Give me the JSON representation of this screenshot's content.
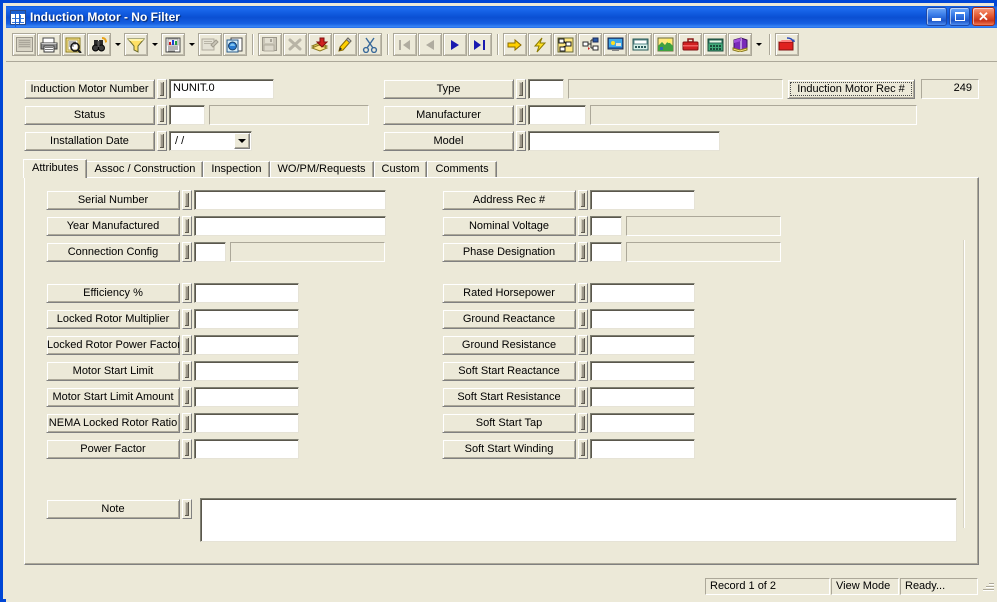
{
  "window": {
    "title": "Induction Motor  - No Filter",
    "icon": "grid-table-icon",
    "minimize_label": "_",
    "maximize_label": "□",
    "close_label": "✕",
    "accent_color": "#0046d5",
    "face_color": "#ece9d8"
  },
  "toolbar": {
    "groups": [
      {
        "items": [
          {
            "name": "new-record-icon",
            "enabled": false
          },
          {
            "name": "print-icon",
            "enabled": true
          },
          {
            "name": "print-preview-icon",
            "enabled": true
          },
          {
            "name": "find-binoculars-icon",
            "enabled": true
          },
          {
            "name": "find-dropdown-arrow",
            "enabled": true,
            "kind": "arrow"
          },
          {
            "name": "filter-funnel-icon",
            "enabled": true
          },
          {
            "name": "filter-dropdown-arrow",
            "enabled": true,
            "kind": "arrow"
          },
          {
            "name": "report-document-icon",
            "enabled": true
          },
          {
            "name": "report-dropdown-arrow",
            "enabled": true,
            "kind": "arrow"
          },
          {
            "name": "form-properties-icon",
            "enabled": false
          },
          {
            "name": "copy-record-icon",
            "enabled": true
          }
        ]
      },
      {
        "items": [
          {
            "name": "save-icon",
            "enabled": false
          },
          {
            "name": "delete-x-icon",
            "enabled": false
          },
          {
            "name": "add-record-icon",
            "enabled": true
          },
          {
            "name": "edit-pencil-icon",
            "enabled": true
          },
          {
            "name": "cut-scissors-icon",
            "enabled": true
          }
        ]
      },
      {
        "items": [
          {
            "name": "first-record-icon",
            "enabled": false
          },
          {
            "name": "previous-record-icon",
            "enabled": false
          },
          {
            "name": "next-record-icon",
            "enabled": true
          },
          {
            "name": "last-record-icon",
            "enabled": true
          }
        ]
      },
      {
        "items": [
          {
            "name": "goto-arrow-icon",
            "enabled": true
          },
          {
            "name": "lightning-bolt-icon",
            "enabled": true
          },
          {
            "name": "schematic-icon",
            "enabled": true
          },
          {
            "name": "hierarchy-tree-icon",
            "enabled": true
          },
          {
            "name": "monitor-display-icon",
            "enabled": true
          },
          {
            "name": "fax-machine-icon",
            "enabled": true
          },
          {
            "name": "map-image-icon",
            "enabled": true
          },
          {
            "name": "toolbox-icon",
            "enabled": true
          },
          {
            "name": "calculator-icon",
            "enabled": true
          },
          {
            "name": "book-help-icon",
            "enabled": true
          },
          {
            "name": "book-dropdown-arrow",
            "enabled": true,
            "kind": "arrow"
          }
        ]
      },
      {
        "items": [
          {
            "name": "export-red-icon",
            "enabled": true
          }
        ]
      }
    ]
  },
  "header": {
    "left_fields": [
      {
        "label": "Induction Motor Number",
        "value": "NUNIT.0",
        "type": "text"
      },
      {
        "label": "Status",
        "value": "",
        "code": "",
        "type": "code-desc"
      },
      {
        "label": "Installation Date",
        "value": "/  /",
        "type": "date"
      }
    ],
    "right_fields": [
      {
        "label": "Type",
        "value": "",
        "code": "",
        "type": "code-desc"
      },
      {
        "label": "Manufacturer",
        "value": "",
        "code": "",
        "type": "code-desc"
      },
      {
        "label": "Model",
        "value": "",
        "type": "text"
      }
    ],
    "record_button_label": "Induction Motor Rec #",
    "record_number": "249"
  },
  "tabs": [
    {
      "label": "Attributes",
      "active": true
    },
    {
      "label": "Assoc / Construction",
      "active": false
    },
    {
      "label": "Inspection",
      "active": false
    },
    {
      "label": "WO/PM/Requests",
      "active": false
    },
    {
      "label": "Custom",
      "active": false
    },
    {
      "label": "Comments",
      "active": false
    }
  ],
  "attributes": {
    "left_group_one": [
      {
        "label": "Serial Number",
        "value": "",
        "type": "text"
      },
      {
        "label": "Year Manufactured",
        "value": "",
        "type": "text"
      },
      {
        "label": "Connection Config",
        "value": "",
        "code": "",
        "type": "code-desc"
      }
    ],
    "left_group_two": [
      {
        "label": "Efficiency %",
        "value": "",
        "type": "text"
      },
      {
        "label": "Locked Rotor Multiplier",
        "value": "",
        "type": "text"
      },
      {
        "label": "Locked Rotor Power Factor",
        "value": "",
        "type": "text"
      },
      {
        "label": "Motor Start Limit",
        "value": "",
        "type": "text"
      },
      {
        "label": "Motor Start Limit Amount",
        "value": "",
        "type": "text"
      },
      {
        "label": "NEMA Locked Rotor Ratio",
        "value": "",
        "type": "text"
      },
      {
        "label": "Power Factor",
        "value": "",
        "type": "text"
      }
    ],
    "right_group_one": [
      {
        "label": "Address Rec #",
        "value": "",
        "type": "text"
      },
      {
        "label": "Nominal Voltage",
        "value": "",
        "code": "",
        "type": "code-desc"
      },
      {
        "label": "Phase Designation",
        "value": "",
        "code": "",
        "type": "code-desc"
      }
    ],
    "right_group_two": [
      {
        "label": "Rated Horsepower",
        "value": "",
        "type": "text"
      },
      {
        "label": "Ground Reactance",
        "value": "",
        "type": "text"
      },
      {
        "label": "Ground Resistance",
        "value": "",
        "type": "text"
      },
      {
        "label": "Soft Start Reactance",
        "value": "",
        "type": "text"
      },
      {
        "label": "Soft Start Resistance",
        "value": "",
        "type": "text"
      },
      {
        "label": "Soft Start Tap",
        "value": "",
        "type": "text"
      },
      {
        "label": "Soft Start Winding",
        "value": "",
        "type": "text"
      }
    ],
    "note": {
      "label": "Note",
      "value": ""
    }
  },
  "statusbar": {
    "record_position": "Record 1 of 2",
    "mode": "View Mode",
    "state": "Ready..."
  }
}
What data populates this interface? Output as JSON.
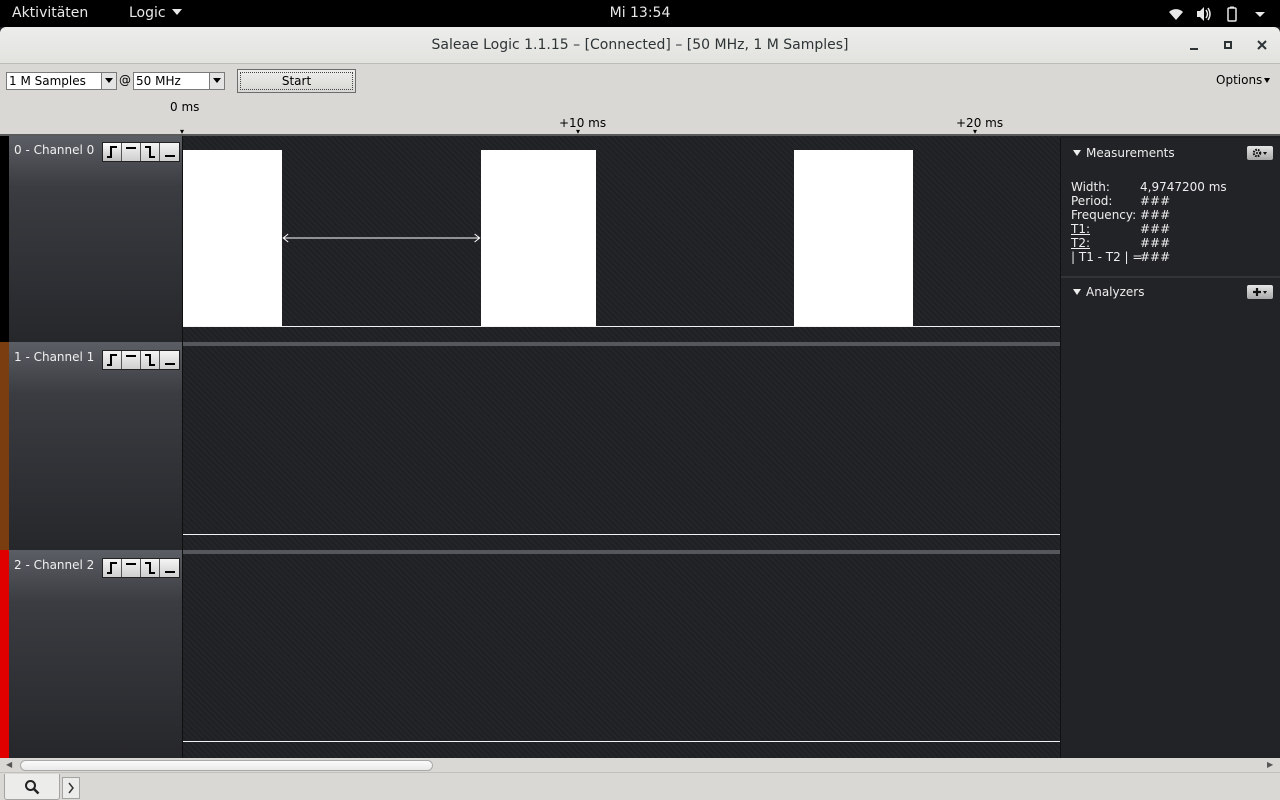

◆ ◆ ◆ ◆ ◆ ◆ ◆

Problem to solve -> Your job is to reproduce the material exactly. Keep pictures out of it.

Task result ->
Give me the JSON representation of this screenshot's content.
{
  "window": {
    "title": "Induction Motor  - No Filter",
    "icon": "grid-table-icon",
    "minimize_label": "_",
    "maximize_label": "□",
    "close_label": "✕",
    "accent_color": "#0046d5",
    "face_color": "#ece9d8"
  },
  "toolbar": {
    "groups": [
      {
        "items": [
          {
            "name": "new-record-icon",
            "enabled": false
          },
          {
            "name": "print-icon",
            "enabled": true
          },
          {
            "name": "print-preview-icon",
            "enabled": true
          },
          {
            "name": "find-binoculars-icon",
            "enabled": true
          },
          {
            "name": "find-dropdown-arrow",
            "enabled": true,
            "kind": "arrow"
          },
          {
            "name": "filter-funnel-icon",
            "enabled": true
          },
          {
            "name": "filter-dropdown-arrow",
            "enabled": true,
            "kind": "arrow"
          },
          {
            "name": "report-document-icon",
            "enabled": true
          },
          {
            "name": "report-dropdown-arrow",
            "enabled": true,
            "kind": "arrow"
          },
          {
            "name": "form-properties-icon",
            "enabled": false
          },
          {
            "name": "copy-record-icon",
            "enabled": true
          }
        ]
      },
      {
        "items": [
          {
            "name": "save-icon",
            "enabled": false
          },
          {
            "name": "delete-x-icon",
            "enabled": false
          },
          {
            "name": "add-record-icon",
            "enabled": true
          },
          {
            "name": "edit-pencil-icon",
            "enabled": true
          },
          {
            "name": "cut-scissors-icon",
            "enabled": true
          }
        ]
      },
      {
        "items": [
          {
            "name": "first-record-icon",
            "enabled": false
          },
          {
            "name": "previous-record-icon",
            "enabled": false
          },
          {
            "name": "next-record-icon",
            "enabled": true
          },
          {
            "name": "last-record-icon",
            "enabled": true
          }
        ]
      },
      {
        "items": [
          {
            "name": "goto-arrow-icon",
            "enabled": true
          },
          {
            "name": "lightning-bolt-icon",
            "enabled": true
          },
          {
            "name": "schematic-icon",
            "enabled": true
          },
          {
            "name": "hierarchy-tree-icon",
            "enabled": true
          },
          {
            "name": "monitor-display-icon",
            "enabled": true
          },
          {
            "name": "fax-machine-icon",
            "enabled": true
          },
          {
            "name": "map-image-icon",
            "enabled": true
          },
          {
            "name": "toolbox-icon",
            "enabled": true
          },
          {
            "name": "calculator-icon",
            "enabled": true
          },
          {
            "name": "book-help-icon",
            "enabled": true
          },
          {
            "name": "book-dropdown-arrow",
            "enabled": true,
            "kind": "arrow"
          }
        ]
      },
      {
        "items": [
          {
            "name": "export-red-icon",
            "enabled": true
          }
        ]
      }
    ]
  },
  "header": {
    "left_fields": [
      {
        "label": "Induction Motor Number",
        "value": "NUNIT.0",
        "type": "text"
      },
      {
        "label": "Status",
        "value": "",
        "code": "",
        "type": "code-desc"
      },
      {
        "label": "Installation Date",
        "value": "/  /",
        "type": "date"
      }
    ],
    "right_fields": [
      {
        "label": "Type",
        "value": "",
        "code": "",
        "type": "code-desc"
      },
      {
        "label": "Manufacturer",
        "value": "",
        "code": "",
        "type": "code-desc"
      },
      {
        "label": "Model",
        "value": "",
        "type": "text"
      }
    ],
    "record_button_label": "Induction Motor Rec #",
    "record_number": "249"
  },
  "tabs": [
    {
      "label": "Attributes",
      "active": true
    },
    {
      "label": "Assoc / Construction",
      "active": false
    },
    {
      "label": "Inspection",
      "active": false
    },
    {
      "label": "WO/PM/Requests",
      "active": false
    },
    {
      "label": "Custom",
      "active": false
    },
    {
      "label": "Comments",
      "active": false
    }
  ],
  "attributes": {
    "left_group_one": [
      {
        "label": "Serial Number",
        "value": "",
        "type": "text"
      },
      {
        "label": "Year Manufactured",
        "value": "",
        "type": "text"
      },
      {
        "label": "Connection Config",
        "value": "",
        "code": "",
        "type": "code-desc"
      }
    ],
    "left_group_two": [
      {
        "label": "Efficiency %",
        "value": "",
        "type": "text"
      },
      {
        "label": "Locked Rotor Multiplier",
        "value": "",
        "type": "text"
      },
      {
        "label": "Locked Rotor Power Factor",
        "value": "",
        "type": "text"
      },
      {
        "label": "Motor Start Limit",
        "value": "",
        "type": "text"
      },
      {
        "label": "Motor Start Limit Amount",
        "value": "",
        "type": "text"
      },
      {
        "label": "NEMA Locked Rotor Ratio",
        "value": "",
        "type": "text"
      },
      {
        "label": "Power Factor",
        "value": "",
        "type": "text"
      }
    ],
    "right_group_one": [
      {
        "label": "Address Rec #",
        "value": "",
        "type": "text"
      },
      {
        "label": "Nominal Voltage",
        "value": "",
        "code": "",
        "type": "code-desc"
      },
      {
        "label": "Phase Designation",
        "value": "",
        "code": "",
        "type": "code-desc"
      }
    ],
    "right_group_two": [
      {
        "label": "Rated Horsepower",
        "value": "",
        "type": "text"
      },
      {
        "label": "Ground Reactance",
        "value": "",
        "type": "text"
      },
      {
        "label": "Ground Resistance",
        "value": "",
        "type": "text"
      },
      {
        "label": "Soft Start Reactance",
        "value": "",
        "type": "text"
      },
      {
        "label": "Soft Start Resistance",
        "value": "",
        "type": "text"
      },
      {
        "label": "Soft Start Tap",
        "value": "",
        "type": "text"
      },
      {
        "label": "Soft Start Winding",
        "value": "",
        "type": "text"
      }
    ],
    "note": {
      "label": "Note",
      "value": ""
    }
  },
  "statusbar": {
    "record_position": "Record 1 of 2",
    "mode": "View Mode",
    "state": "Ready..."
  }
}
What data populates this interface? Output as JSON.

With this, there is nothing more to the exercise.